TASK INSTRUCTIONS | Set down the data below exactly; pictures stay out.

PROVIDED MATERIAL |
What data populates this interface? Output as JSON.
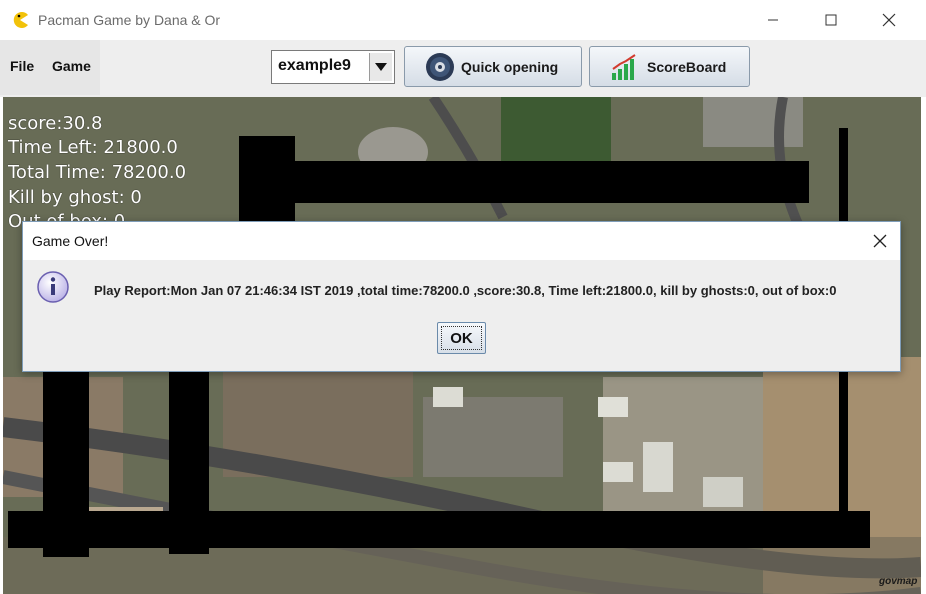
{
  "window": {
    "title": "Pacman Game by Dana & Or",
    "controls": [
      "minimize-icon",
      "maximize-icon",
      "close-icon"
    ]
  },
  "menu": {
    "items": [
      "File",
      "Game"
    ]
  },
  "toolbar": {
    "map_select": {
      "value": "example9"
    },
    "quick_opening_label": "Quick opening",
    "scoreboard_label": "ScoreBoard"
  },
  "hud": {
    "score": "score:30.8",
    "time_left": "Time Left: 21800.0",
    "total_time": "Total Time: 78200.0",
    "kill_by_ghost": "Kill by ghost: 0",
    "out_of_box": "Out of box: 0"
  },
  "dialog": {
    "title": "Game Over!",
    "message": "Play Report:Mon Jan 07 21:46:34 IST 2019 ,total time:78200.0 ,score:30.8, Time left:21800.0, kill by ghosts:0, out of box:0",
    "ok_label": "OK",
    "icon": "info-icon"
  },
  "map_watermark": "govmap",
  "colors": {
    "wall": "#000000",
    "hud_text": "#ffffff",
    "dialog_bg": "#eeeeee",
    "pacman_icon": "#f2c20a"
  }
}
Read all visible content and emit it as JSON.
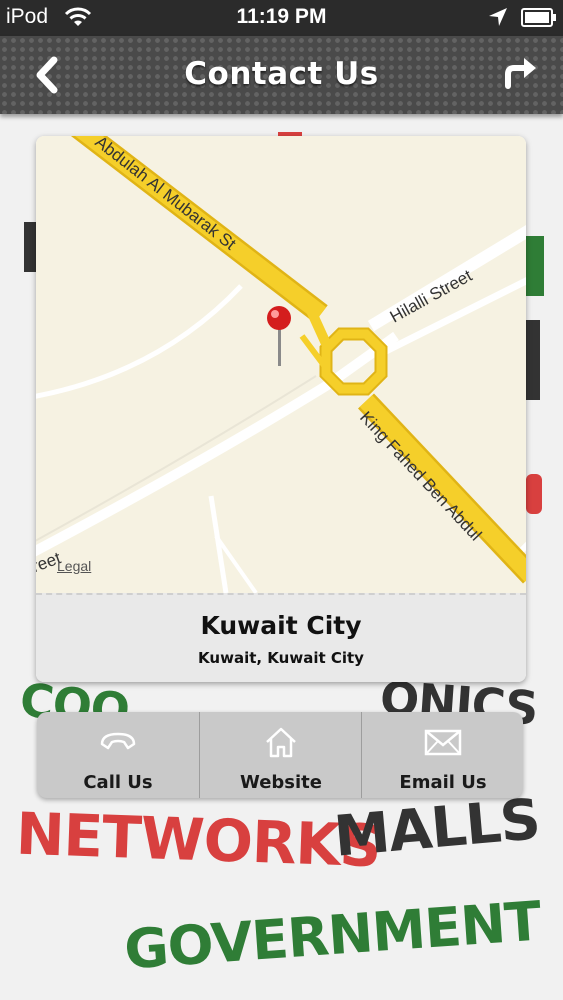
{
  "status_bar": {
    "carrier": "iPod",
    "time": "11:19 PM"
  },
  "nav": {
    "title": "Contact Us"
  },
  "map": {
    "street_labels": [
      "Abdulah Al Mubarak St",
      "Hilalli Street",
      "King Fahed Ben Abdul",
      "treet"
    ],
    "legal": "Legal"
  },
  "location": {
    "name": "Kuwait City",
    "address": "Kuwait, Kuwait City"
  },
  "actions": [
    {
      "label": "Call Us",
      "icon": "phone-icon"
    },
    {
      "label": "Website",
      "icon": "home-icon"
    },
    {
      "label": "Email Us",
      "icon": "envelope-icon"
    }
  ],
  "background_words": [
    "NETWORKS",
    "MALLS",
    "GOVERNMENT",
    "COO",
    "ONICS"
  ],
  "colors": {
    "nav_bg": "#4a4a4a",
    "road_yellow": "#f5cf2a",
    "map_bg": "#f6f2e2",
    "red_word": "#d8403f",
    "green_word": "#2f7d36"
  }
}
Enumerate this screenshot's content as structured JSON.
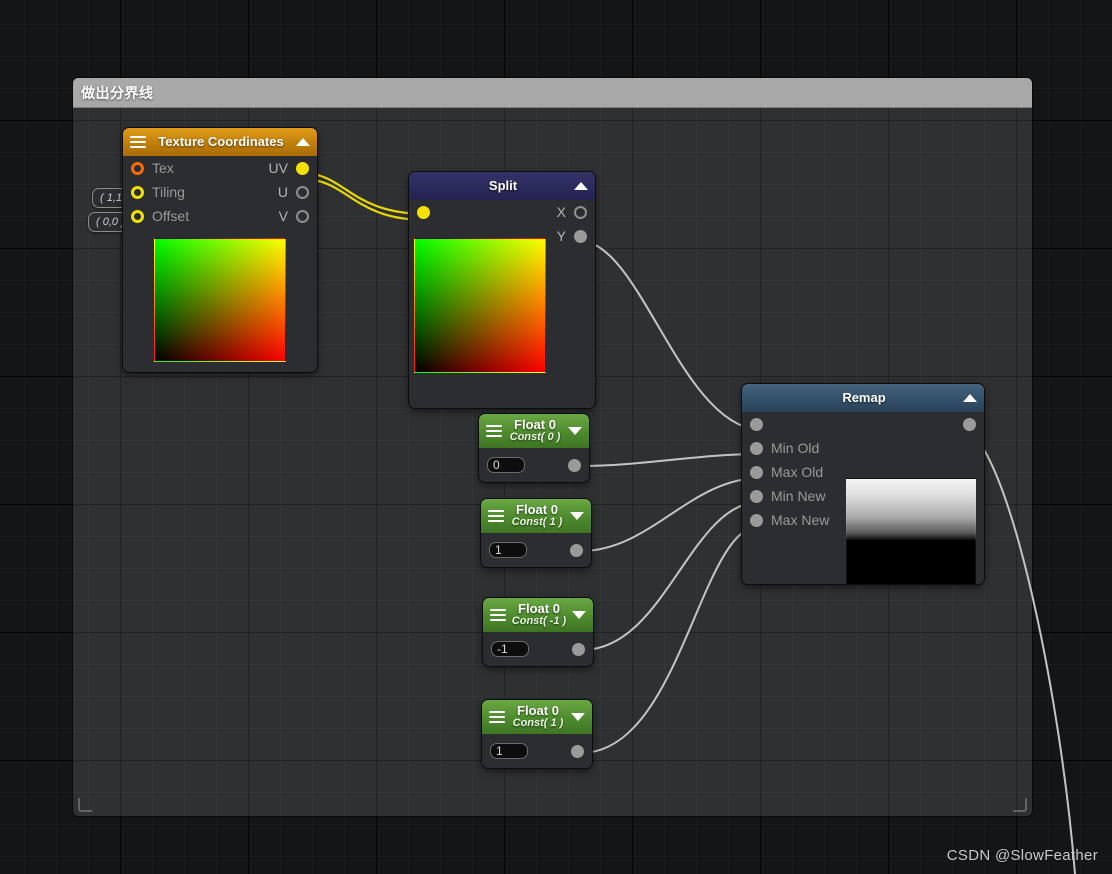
{
  "app": {
    "watermark": "CSDN @SlowFeather"
  },
  "comment": {
    "title": "做出分界线"
  },
  "chips": [
    {
      "label": "( 1,1 )"
    },
    {
      "label": "( 0,0 )"
    }
  ],
  "nodes": {
    "texture_coordinates": {
      "title": "Texture Coordinates",
      "menu_icon": "hamburger-icon",
      "collapse_icon": "caret-up-icon",
      "inputs": [
        {
          "label": "Tex",
          "pin": "ring-orange"
        },
        {
          "label": "Tiling",
          "pin": "ring-yellow"
        },
        {
          "label": "Offset",
          "pin": "ring-yellow"
        }
      ],
      "outputs": [
        {
          "label": "UV",
          "pin": "solid-yellow"
        },
        {
          "label": "U",
          "pin": "ring-gray"
        },
        {
          "label": "V",
          "pin": "ring-gray"
        }
      ],
      "preview": "uv-gradient"
    },
    "split": {
      "title": "Split",
      "collapse_icon": "caret-up-icon",
      "inputs": [
        {
          "label": "",
          "pin": "solid-yellow"
        }
      ],
      "outputs": [
        {
          "label": "X",
          "pin": "ring-gray"
        },
        {
          "label": "Y",
          "pin": "solid-gray"
        }
      ],
      "preview": "uv-gradient"
    },
    "floats": [
      {
        "title": "Float 0",
        "subtitle": "Const( 0 )",
        "value": "0",
        "menu_icon": "hamburger-icon",
        "collapse_icon": "caret-down-icon",
        "output_pin": "solid-gray"
      },
      {
        "title": "Float 0",
        "subtitle": "Const( 1 )",
        "value": "1",
        "menu_icon": "hamburger-icon",
        "collapse_icon": "caret-down-icon",
        "output_pin": "solid-gray"
      },
      {
        "title": "Float 0",
        "subtitle": "Const( -1 )",
        "value": "-1",
        "menu_icon": "hamburger-icon",
        "collapse_icon": "caret-down-icon",
        "output_pin": "solid-gray"
      },
      {
        "title": "Float 0",
        "subtitle": "Const( 1 )",
        "value": "1",
        "menu_icon": "hamburger-icon",
        "collapse_icon": "caret-down-icon",
        "output_pin": "solid-gray"
      }
    ],
    "remap": {
      "title": "Remap",
      "collapse_icon": "caret-up-icon",
      "inputs": [
        {
          "label": "",
          "pin": "solid-gray"
        },
        {
          "label": "Min Old",
          "pin": "solid-gray"
        },
        {
          "label": "Max Old",
          "pin": "solid-gray"
        },
        {
          "label": "Min New",
          "pin": "solid-gray"
        },
        {
          "label": "Max New",
          "pin": "solid-gray"
        }
      ],
      "outputs": [
        {
          "label": "",
          "pin": "solid-gray"
        }
      ],
      "preview": "black-white-gradient"
    }
  },
  "colors": {
    "canvas_bg": "#141517",
    "node_bg": "#2b2d31",
    "texcoord_header": "#c07f0c",
    "split_header": "#2a2a5a",
    "float_header": "#4d8b2e",
    "remap_header": "#33506a",
    "wire_data": "#f2e007",
    "wire_default": "#c8c8c8",
    "comment_header": "#a9a9a9"
  }
}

ANSWER BOX |
What data populates this interface? Output as JSON.
{
  "window": {
    "title": "Pacman Game by Dana & Or",
    "controls": [
      "minimize-icon",
      "maximize-icon",
      "close-icon"
    ]
  },
  "menu": {
    "items": [
      "File",
      "Game"
    ]
  },
  "toolbar": {
    "map_select": {
      "value": "example9"
    },
    "quick_opening_label": "Quick opening",
    "scoreboard_label": "ScoreBoard"
  },
  "hud": {
    "score": "score:30.8",
    "time_left": "Time Left: 21800.0",
    "total_time": "Total Time: 78200.0",
    "kill_by_ghost": "Kill by ghost: 0",
    "out_of_box": "Out of box: 0"
  },
  "dialog": {
    "title": "Game Over!",
    "message": "Play Report:Mon Jan 07 21:46:34 IST 2019 ,total time:78200.0 ,score:30.8, Time left:21800.0, kill by ghosts:0, out of box:0",
    "ok_label": "OK",
    "icon": "info-icon"
  },
  "map_watermark": "govmap",
  "colors": {
    "wall": "#000000",
    "hud_text": "#ffffff",
    "dialog_bg": "#eeeeee",
    "pacman_icon": "#f2c20a"
  }
}
Read all visible content and emit it as JSON.
{
  "status_bar": {
    "carrier": "iPod",
    "time": "11:19 PM"
  },
  "nav": {
    "title": "Contact Us"
  },
  "map": {
    "street_labels": [
      "Abdulah Al Mubarak St",
      "Hilalli Street",
      "King Fahed Ben Abdul",
      "treet"
    ],
    "legal": "Legal"
  },
  "location": {
    "name": "Kuwait City",
    "address": "Kuwait, Kuwait City"
  },
  "actions": [
    {
      "label": "Call Us",
      "icon": "phone-icon"
    },
    {
      "label": "Website",
      "icon": "home-icon"
    },
    {
      "label": "Email Us",
      "icon": "envelope-icon"
    }
  ],
  "background_words": [
    "NETWORKS",
    "MALLS",
    "GOVERNMENT",
    "COO",
    "ONICS"
  ],
  "colors": {
    "nav_bg": "#4a4a4a",
    "road_yellow": "#f5cf2a",
    "map_bg": "#f6f2e2",
    "red_word": "#d8403f",
    "green_word": "#2f7d36"
  }
}
Enumerate this screenshot's content as structured JSON.
{
  "app": {
    "watermark": "CSDN @SlowFeather"
  },
  "comment": {
    "title": "做出分界线"
  },
  "chips": [
    {
      "label": "( 1,1 )"
    },
    {
      "label": "( 0,0 )"
    }
  ],
  "nodes": {
    "texture_coordinates": {
      "title": "Texture Coordinates",
      "menu_icon": "hamburger-icon",
      "collapse_icon": "caret-up-icon",
      "inputs": [
        {
          "label": "Tex",
          "pin": "ring-orange"
        },
        {
          "label": "Tiling",
          "pin": "ring-yellow"
        },
        {
          "label": "Offset",
          "pin": "ring-yellow"
        }
      ],
      "outputs": [
        {
          "label": "UV",
          "pin": "solid-yellow"
        },
        {
          "label": "U",
          "pin": "ring-gray"
        },
        {
          "label": "V",
          "pin": "ring-gray"
        }
      ],
      "preview": "uv-gradient"
    },
    "split": {
      "title": "Split",
      "collapse_icon": "caret-up-icon",
      "inputs": [
        {
          "label": "",
          "pin": "solid-yellow"
        }
      ],
      "outputs": [
        {
          "label": "X",
          "pin": "ring-gray"
        },
        {
          "label": "Y",
          "pin": "solid-gray"
        }
      ],
      "preview": "uv-gradient"
    },
    "floats": [
      {
        "title": "Float 0",
        "subtitle": "Const( 0 )",
        "value": "0",
        "menu_icon": "hamburger-icon",
        "collapse_icon": "caret-down-icon",
        "output_pin": "solid-gray"
      },
      {
        "title": "Float 0",
        "subtitle": "Const( 1 )",
        "value": "1",
        "menu_icon": "hamburger-icon",
        "collapse_icon": "caret-down-icon",
        "output_pin": "solid-gray"
      },
      {
        "title": "Float 0",
        "subtitle": "Const( -1 )",
        "value": "-1",
        "menu_icon": "hamburger-icon",
        "collapse_icon": "caret-down-icon",
        "output_pin": "solid-gray"
      },
      {
        "title": "Float 0",
        "subtitle": "Const( 1 )",
        "value": "1",
        "menu_icon": "hamburger-icon",
        "collapse_icon": "caret-down-icon",
        "output_pin": "solid-gray"
      }
    ],
    "remap": {
      "title": "Remap",
      "collapse_icon": "caret-up-icon",
      "inputs": [
        {
          "label": "",
          "pin": "solid-gray"
        },
        {
          "label": "Min Old",
          "pin": "solid-gray"
        },
        {
          "label": "Max Old",
          "pin": "solid-gray"
        },
        {
          "label": "Min New",
          "pin": "solid-gray"
        },
        {
          "label": "Max New",
          "pin": "solid-gray"
        }
      ],
      "outputs": [
        {
          "label": "",
          "pin": "solid-gray"
        }
      ],
      "preview": "black-white-gradient"
    }
  },
  "colors": {
    "canvas_bg": "#141517",
    "node_bg": "#2b2d31",
    "texcoord_header": "#c07f0c",
    "split_header": "#2a2a5a",
    "float_header": "#4d8b2e",
    "remap_header": "#33506a",
    "wire_data": "#f2e007",
    "wire_default": "#c8c8c8",
    "comment_header": "#a9a9a9"
  }
}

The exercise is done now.